The future consequence of climate change on biodiversity is a highly complex, where species ability to follow their range shift plays a major part. A warmer climate will not enable the butterfly Pyrgus armoricanus to expand further north, but it could potentially increase the population size and inhabited area in Sweden. The European population could be expected to become more fragmented since habitat are predicted to decrease due to land use change (Thuiller, et al., 2005; Lehsten, et al., 2015) simultaneously as habitat in southern Europe becomes unsuitable due to a warmer climate (Settele, et al., 2008). The overall effect of decreasing habitat availability and inability to spread north could be lead to species extinction. This displays the importance of not assuming that a species could expand north simply because their climatic range shifts. This simple approach used in this study could be a first step to evaluate a species range shift ability and estimate its vulnerability to climate change. This study also highlights that some traits has great influence on a species range shift ability, especially growth rate, dispersal ability and habitat specialization.
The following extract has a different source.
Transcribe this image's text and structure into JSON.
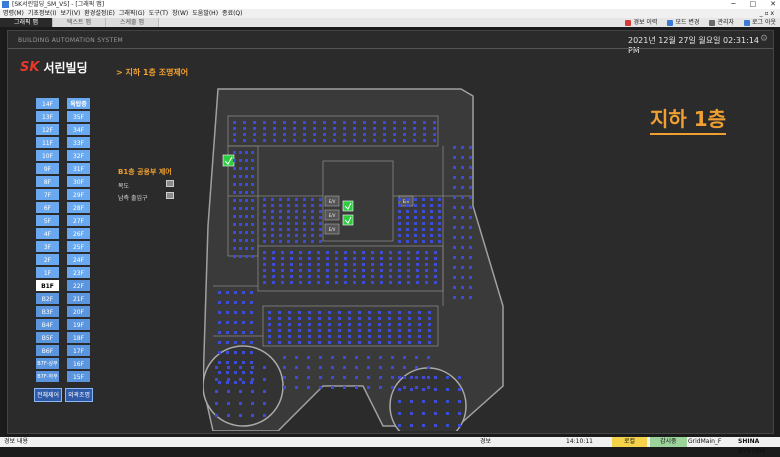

The diverging ability for species to follow their range shift could lead to a future biodiversity impoverishment, dominated by generalist species with high growth rate and dispersal ability.
Responsible for this page: Agneta Johansson
Last updated: 05/11/17